testified that before the DEP concluded no further
remediation was required, it had spent over $700, 000
remediating the spill. (Id. at 101:23-102:3.) The
Wests testified that their well was tested about a month
after the spill, and then two months thereafter, and both
tests found the water was clean. (E West Dep. 69:23-70:10; K
West Dep. 72:10-73:11.)
West asserts that he has requested defendant several times to
remove all of the petroleum products from the property. (E
West AfF. ¶ 5.) Defendant has not removed all of the
petroleum products from the property. (Pl.'s Supp'g
S.M.F. ¶ 7.) In response to an interrogatory, Kathleen
West asserts that it would cost approximately $450, 000 to
$500, 000 to remediate the contaminants on their property. (K
West Response to Interrogatory No. 3.) Defendant made a
conscious and intentional decision not to excavate the
property based at least in part on the fact that the DEP has
not required excavation. (Dupuis Dep. 192:10-193:5.)
expert witness, John Sevee, P.E., opines that the cost of
removing the petroleum products-contaminated soil from the
property is approximately $490, 000. (Sevee Aff. ¶ 4 and
Ex. B thereto; see also Garfield Dep. 117-118 ($500,
000 estimate for removing the petroleum products-contaminated
soil is "probably a little bit more than we had in our
remedial alternatives evaluation; but it's not orders of
magnitude high or low or that sort of thing").) Mr.
Sevee is designated to testify that the spill area still
contains contaminants from the spill and that restoration of
the area to its pre-spill condition will be very expensive.
(Pl.'s Expert Designation.) Mr. Sevee also opined that
the level of risk to the groundwater on the property is very
high, there will never be a point where there's
absolutely no risk of contamination on the property-unless
perhaps one were to dig up everything for 500 feet below the
ground surface and move it off someplace else and fill it
back in with clean soil. (Sevee Dep. 94:12-97:23.) Mr. Sevee
believes that such an intensive excavation has never been
performed and the reason is that it is cost prohibitive.
(Id. at 137:10-139:1.)
time of the spill, the Wests were in the process of
developing the property with the intent that Erik West, an
experienced contractor, would build and sell single-family
homes. (Pl.'s Supp'g S.M.F. ¶ 10.) Mr. West
anticipated being able to build 4 or 5 single family homes
and expected the homes to sell for approximately $250, 000
each, for total revenues of $1, 000, 000 or $1, 250, 000,
depending on the number of houses built. (E West Aff. ¶

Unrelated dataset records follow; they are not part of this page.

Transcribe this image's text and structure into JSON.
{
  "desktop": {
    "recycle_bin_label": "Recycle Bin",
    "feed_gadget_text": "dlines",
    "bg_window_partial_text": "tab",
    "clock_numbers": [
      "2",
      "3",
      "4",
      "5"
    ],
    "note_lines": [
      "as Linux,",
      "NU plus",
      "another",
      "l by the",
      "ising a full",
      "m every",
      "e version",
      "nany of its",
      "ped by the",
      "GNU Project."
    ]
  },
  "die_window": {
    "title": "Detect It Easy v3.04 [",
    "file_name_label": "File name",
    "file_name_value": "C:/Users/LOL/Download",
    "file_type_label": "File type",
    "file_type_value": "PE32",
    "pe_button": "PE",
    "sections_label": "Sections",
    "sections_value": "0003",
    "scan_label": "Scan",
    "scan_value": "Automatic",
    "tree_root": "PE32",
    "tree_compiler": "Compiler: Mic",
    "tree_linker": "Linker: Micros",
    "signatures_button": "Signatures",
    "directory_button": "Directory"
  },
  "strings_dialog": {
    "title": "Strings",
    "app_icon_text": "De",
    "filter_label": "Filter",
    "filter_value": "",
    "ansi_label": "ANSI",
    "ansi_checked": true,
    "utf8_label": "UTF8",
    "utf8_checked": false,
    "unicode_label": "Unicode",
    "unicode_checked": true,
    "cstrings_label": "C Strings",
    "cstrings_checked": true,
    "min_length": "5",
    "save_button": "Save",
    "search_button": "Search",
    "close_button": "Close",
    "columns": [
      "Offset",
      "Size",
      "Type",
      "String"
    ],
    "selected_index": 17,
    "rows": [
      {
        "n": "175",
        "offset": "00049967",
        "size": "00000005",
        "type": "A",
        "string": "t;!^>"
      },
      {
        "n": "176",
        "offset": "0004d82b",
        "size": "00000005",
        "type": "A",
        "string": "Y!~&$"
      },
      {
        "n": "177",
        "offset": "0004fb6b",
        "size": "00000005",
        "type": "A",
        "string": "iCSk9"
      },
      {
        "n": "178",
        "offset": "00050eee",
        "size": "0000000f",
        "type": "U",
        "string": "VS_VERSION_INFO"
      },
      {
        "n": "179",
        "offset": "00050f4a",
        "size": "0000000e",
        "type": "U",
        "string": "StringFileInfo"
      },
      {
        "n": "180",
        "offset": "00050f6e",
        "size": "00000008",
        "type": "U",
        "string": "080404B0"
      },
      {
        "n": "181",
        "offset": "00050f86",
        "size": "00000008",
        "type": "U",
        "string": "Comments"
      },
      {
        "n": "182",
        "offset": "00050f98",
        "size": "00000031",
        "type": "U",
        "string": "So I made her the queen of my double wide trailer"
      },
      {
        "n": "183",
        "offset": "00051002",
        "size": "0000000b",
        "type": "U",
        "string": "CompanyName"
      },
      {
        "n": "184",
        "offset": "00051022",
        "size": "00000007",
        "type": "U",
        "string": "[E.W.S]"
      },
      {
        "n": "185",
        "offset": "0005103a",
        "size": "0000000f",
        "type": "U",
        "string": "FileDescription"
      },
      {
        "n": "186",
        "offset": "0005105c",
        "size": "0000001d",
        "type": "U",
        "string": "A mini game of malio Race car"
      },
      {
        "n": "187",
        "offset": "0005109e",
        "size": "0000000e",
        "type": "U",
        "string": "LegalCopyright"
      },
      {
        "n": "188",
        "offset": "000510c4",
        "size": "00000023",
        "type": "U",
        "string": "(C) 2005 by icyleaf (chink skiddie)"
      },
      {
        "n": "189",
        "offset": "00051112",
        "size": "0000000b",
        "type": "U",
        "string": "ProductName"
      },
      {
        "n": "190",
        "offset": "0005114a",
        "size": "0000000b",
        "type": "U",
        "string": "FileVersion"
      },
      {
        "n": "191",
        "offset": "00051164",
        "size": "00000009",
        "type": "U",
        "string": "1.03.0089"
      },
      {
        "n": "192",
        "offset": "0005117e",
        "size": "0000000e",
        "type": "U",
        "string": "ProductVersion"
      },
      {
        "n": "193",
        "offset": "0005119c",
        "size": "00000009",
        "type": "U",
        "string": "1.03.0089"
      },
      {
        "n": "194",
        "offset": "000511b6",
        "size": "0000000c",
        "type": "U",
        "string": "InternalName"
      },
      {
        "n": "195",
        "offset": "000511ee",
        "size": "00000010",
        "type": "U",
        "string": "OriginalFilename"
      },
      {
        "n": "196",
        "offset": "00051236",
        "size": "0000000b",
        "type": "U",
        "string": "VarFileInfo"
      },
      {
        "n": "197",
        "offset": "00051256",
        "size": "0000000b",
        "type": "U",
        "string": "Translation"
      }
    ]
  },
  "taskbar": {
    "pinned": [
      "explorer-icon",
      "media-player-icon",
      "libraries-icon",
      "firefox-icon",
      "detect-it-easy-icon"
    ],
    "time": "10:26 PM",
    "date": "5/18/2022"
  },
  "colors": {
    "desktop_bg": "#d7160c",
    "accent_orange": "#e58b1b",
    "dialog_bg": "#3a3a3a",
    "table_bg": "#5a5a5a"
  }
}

8.) Mr. West anticipated that the cost of construction would
be approximately $100, 000 per home, plus approximately $100,
000 for other costs for a total cost of construction of
approximately $500, 000 to $600, 000 depending on the number
of houses built. (Id. ¶ 9.) Mr. West asserts
that by June 11, 2014?, he had talked at length with four
different persons about their potential interest with the
development and all four told him they were prepared to move
forward. (Id. ¶ 10.) After the spill, however,
the individuals he talked to no longer were interested in the
property due to the presence of petroleum products.
(Id. ¶ 11.) Mr. West further asserts that he is
aware of no other persons interested in purchasing a house in
the development with the current state of contamination.
(Id. ¶ 12.) Mr. West anticipated revenues,
minus the avoided costs of construction, to be approximately
$500, 000 or $650, 000 depending on whether four or five lots
could be built on the property. (Id. ¶ ¶
Wests testified that they did not know what the property was
worth on the day before the accident and do not know the
property's value today. (K West Dep. ...